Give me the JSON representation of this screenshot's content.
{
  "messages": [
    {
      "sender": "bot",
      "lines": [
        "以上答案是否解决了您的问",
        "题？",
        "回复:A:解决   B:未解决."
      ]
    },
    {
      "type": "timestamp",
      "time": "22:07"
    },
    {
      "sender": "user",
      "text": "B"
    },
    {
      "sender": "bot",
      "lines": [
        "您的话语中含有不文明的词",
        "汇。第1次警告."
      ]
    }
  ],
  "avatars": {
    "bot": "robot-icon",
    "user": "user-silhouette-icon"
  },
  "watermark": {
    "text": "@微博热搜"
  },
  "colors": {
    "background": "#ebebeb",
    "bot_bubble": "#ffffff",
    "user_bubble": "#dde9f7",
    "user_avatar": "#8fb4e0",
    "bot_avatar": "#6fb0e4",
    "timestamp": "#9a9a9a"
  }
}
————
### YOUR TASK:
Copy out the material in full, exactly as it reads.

### ANSWER BOX:
Give me the JSON representation of this screenshot's content.
{
  "messages": [
    {
      "sender": "bot",
      "lines": [
        "以上答案是否解决了您的问",
        "题？",
        "回复:A:解决   B:未解决."
      ]
    },
    {
      "type": "timestamp",
      "time": "22:07"
    },
    {
      "sender": "user",
      "text": "B"
    },
    {
      "sender": "bot",
      "lines": [
        "您的话语中含有不文明的词",
        "汇。第1次警告."
      ]
    }
  ],
  "avatars": {
    "bot": "robot-icon",
    "user": "user-silhouette-icon"
  },
  "watermark": {
    "text": "@微博热搜"
  },
  "colors": {
    "background": "#ebebeb",
    "bot_bubble": "#ffffff",
    "user_bubble": "#dde9f7",
    "user_avatar": "#8fb4e0",
    "bot_avatar": "#6fb0e4",
    "timestamp": "#9a9a9a"
  }
}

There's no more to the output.